With my sewing room finished and the kids playing outdoors, I’ve managed to get some time to do a bit of puttering in my sewing room. I have all my granny squares quilt pieces cut and sorted, some of the blocks planned out, and this morning, I whipped up a little mug rug to match my sewing haven’s color scheme. Since I can never be parted from my coffee or tea for very long, it’s pretty much a necessity for me to have a hoard of coasters around to keep from getting coffee rings on everything. This is way prettier than a ceramic coaster:

Promenade Mug Rug

Mug Rug in Promenade for Riley Blake

The colors suit my springtime mood quite well. It almost makes me as happy as the flowers I picked yesterday when the first few tulips decided to shout hello to the world. I quickly snipped them and tossed them in a pitcher along with nearly the last of the daffodils.

Hello Spring

Hello spring!!

Since my loverly hubby is making dinner tonight (don’t get jealous, it’s kid food: hot dogs and mac and cheese) I’m going to be able to spend a little more time in the sewing room cutting into some of these lovely bits and pieces to make a few more mug rugs, a notebook cover, and a kindle sleeve.

Scrap Fabrics

So many scraps, so little time

 

Lest anyone get the wrong impression and think I’m some superhuman who can whip up things left and right and have a sparkly house and still manage to powder my nose: I don’t. I have to let so much slide just to carve out time to do any of the yummy things. I still have lounge pants on and my hair is in a messy pony, made worse by the headband holding back the stray tendrils. I’m a disaster, and perfectly happy as such. ;)

 

It’s a snuggly sort of day

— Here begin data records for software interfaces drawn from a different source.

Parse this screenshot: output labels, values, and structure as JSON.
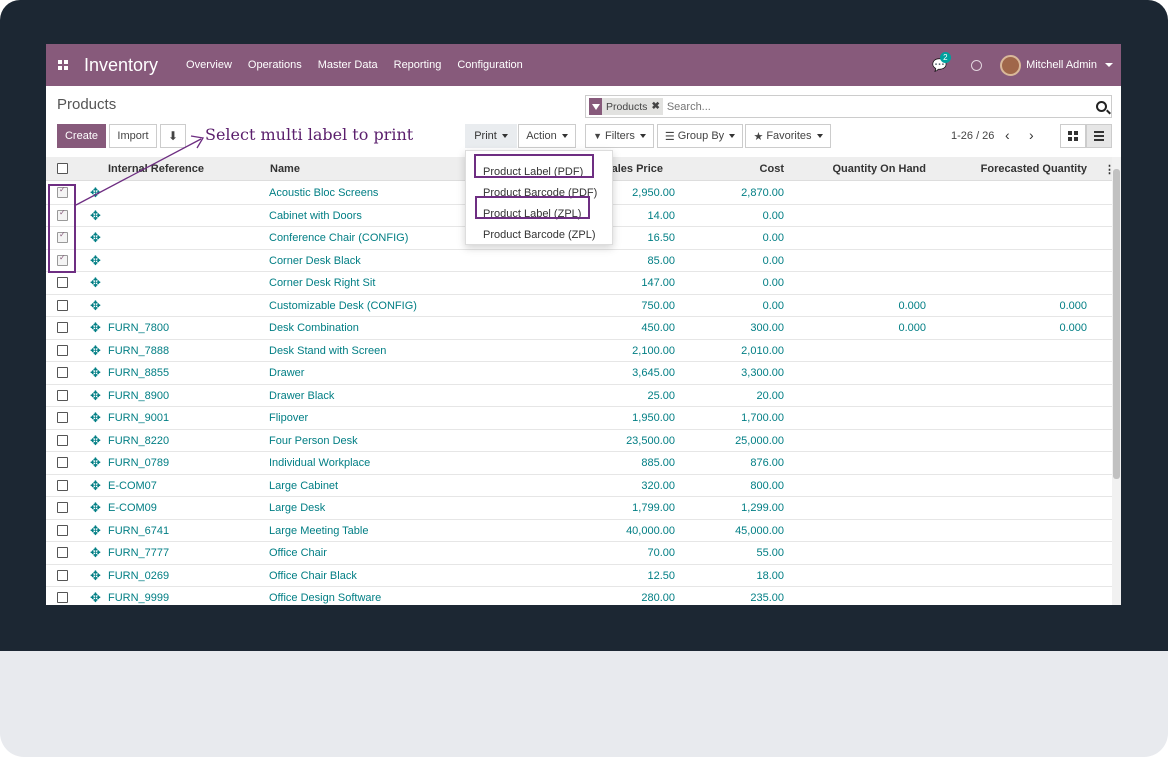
{
  "nav": {
    "brand": "Inventory",
    "menus": [
      "Overview",
      "Operations",
      "Master Data",
      "Reporting",
      "Configuration"
    ],
    "chat_count": "2",
    "user": "Mitchell Admin"
  },
  "page": {
    "title": "Products",
    "search_facet": "Products",
    "search_placeholder": "Search...",
    "buttons": {
      "create": "Create",
      "import": "Import",
      "print": "Print",
      "action": "Action",
      "filters": "Filters",
      "group_by": "Group By",
      "favorites": "Favorites"
    },
    "pager": "1-26 / 26"
  },
  "annotation": "Select multi label to print",
  "print_menu": [
    "Product Label (PDF)",
    "Product Barcode (PDF)",
    "Product Label (ZPL)",
    "Product Barcode (ZPL)"
  ],
  "columns": {
    "ref": "Internal Reference",
    "name": "Name",
    "sales_price": "Sales Price",
    "cost": "Cost",
    "qty_on_hand": "Quantity On Hand",
    "forecasted": "Forecasted Quantity"
  },
  "rows": [
    {
      "ref": "",
      "name": "Acoustic Bloc Screens",
      "price": "2,950.00",
      "cost": "2,870.00",
      "qoh": "",
      "fq": "",
      "checked": true
    },
    {
      "ref": "",
      "name": "Cabinet with Doors",
      "price": "14.00",
      "cost": "0.00",
      "qoh": "",
      "fq": "",
      "checked": true
    },
    {
      "ref": "",
      "name": "Conference Chair (CONFIG)",
      "price": "16.50",
      "cost": "0.00",
      "qoh": "",
      "fq": "",
      "checked": true
    },
    {
      "ref": "",
      "name": "Corner Desk Black",
      "price": "85.00",
      "cost": "0.00",
      "qoh": "",
      "fq": "",
      "checked": true
    },
    {
      "ref": "",
      "name": "Corner Desk Right Sit",
      "price": "147.00",
      "cost": "0.00",
      "qoh": "",
      "fq": "",
      "checked": false
    },
    {
      "ref": "",
      "name": "Customizable Desk (CONFIG)",
      "price": "750.00",
      "cost": "0.00",
      "qoh": "0.000",
      "fq": "0.000",
      "checked": false
    },
    {
      "ref": "FURN_7800",
      "name": "Desk Combination",
      "price": "450.00",
      "cost": "300.00",
      "qoh": "0.000",
      "fq": "0.000",
      "checked": false
    },
    {
      "ref": "FURN_7888",
      "name": "Desk Stand with Screen",
      "price": "2,100.00",
      "cost": "2,010.00",
      "qoh": "",
      "fq": "",
      "checked": false
    },
    {
      "ref": "FURN_8855",
      "name": "Drawer",
      "price": "3,645.00",
      "cost": "3,300.00",
      "qoh": "",
      "fq": "",
      "checked": false
    },
    {
      "ref": "FURN_8900",
      "name": "Drawer Black",
      "price": "25.00",
      "cost": "20.00",
      "qoh": "",
      "fq": "",
      "checked": false
    },
    {
      "ref": "FURN_9001",
      "name": "Flipover",
      "price": "1,950.00",
      "cost": "1,700.00",
      "qoh": "",
      "fq": "",
      "checked": false
    },
    {
      "ref": "FURN_8220",
      "name": "Four Person Desk",
      "price": "23,500.00",
      "cost": "25,000.00",
      "qoh": "",
      "fq": "",
      "checked": false
    },
    {
      "ref": "FURN_0789",
      "name": "Individual Workplace",
      "price": "885.00",
      "cost": "876.00",
      "qoh": "",
      "fq": "",
      "checked": false
    },
    {
      "ref": "E-COM07",
      "name": "Large Cabinet",
      "price": "320.00",
      "cost": "800.00",
      "qoh": "",
      "fq": "",
      "checked": false
    },
    {
      "ref": "E-COM09",
      "name": "Large Desk",
      "price": "1,799.00",
      "cost": "1,299.00",
      "qoh": "",
      "fq": "",
      "checked": false
    },
    {
      "ref": "FURN_6741",
      "name": "Large Meeting Table",
      "price": "40,000.00",
      "cost": "45,000.00",
      "qoh": "",
      "fq": "",
      "checked": false
    },
    {
      "ref": "FURN_7777",
      "name": "Office Chair",
      "price": "70.00",
      "cost": "55.00",
      "qoh": "",
      "fq": "",
      "checked": false
    },
    {
      "ref": "FURN_0269",
      "name": "Office Chair Black",
      "price": "12.50",
      "cost": "18.00",
      "qoh": "",
      "fq": "",
      "checked": false
    },
    {
      "ref": "FURN_9999",
      "name": "Office Design Software",
      "price": "280.00",
      "cost": "235.00",
      "qoh": "",
      "fq": "",
      "checked": false
    }
  ],
  "colors": {
    "brand": "#875a7b",
    "link": "#017e84",
    "highlight": "#6e2e82"
  }
}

Ever have one of those days where you want to ignore every single person on the planet (including your family), hole up in your favorite lounge pants with a cup of hot chocolate, and do nothing at all other than what makes you happy? I am having one of those days. So far, I’ve gotten the lounge pants bit down. The hot chocolate is going to happen here in a bit. The other stuff? Not likely.

Around here, we’re getting tormented by spring. She’s giving little promises of showing up, and no sooner does she pop her head around the corner than Old Man Winter smacks her upside the head and knocks her back a bit. I have daffodils blooming and it’s cold and wet and all around crummy outside, so I haven’t even been able to get outside to pull the weeds around them.

So, today, if the planets align just right, I might curl up for a while and work on finishing this bit of squishy goodness. Forgive the picture. I was too lazy to get up and take a decent photo. Seriously. I was that damn lazy.

Cowl

Cowl

It’s coming along much better (and I’m happier with it) since I frogged the whole thing again and got rid of the wretched curling edge.

 

Once the kids are in bed for the night, I’m hoping to cut into some of this yummy awesomeness and get a bunch of 2.5 inch squares made for the top of the Granny Squares Quilt ala Blue Elephant Stitches.

California Girl

California Girl by Fig Tree & Co. for Moda

California Girl is, hands-down, my favorite fabric collection ever. So far. When it comes out in yardage, I might just buy it, wrap myself up in it, and stay that way for a month or two. Right now, though, I’m going to find a snuggly blanket to wrap up in while I sip my hot chocolate and knit. (For the record, I’m very glad I’m not in school. My kids are trying to diligently work on their school assignments, but I think they feel like snuggling in for the day every bit as much as I do.)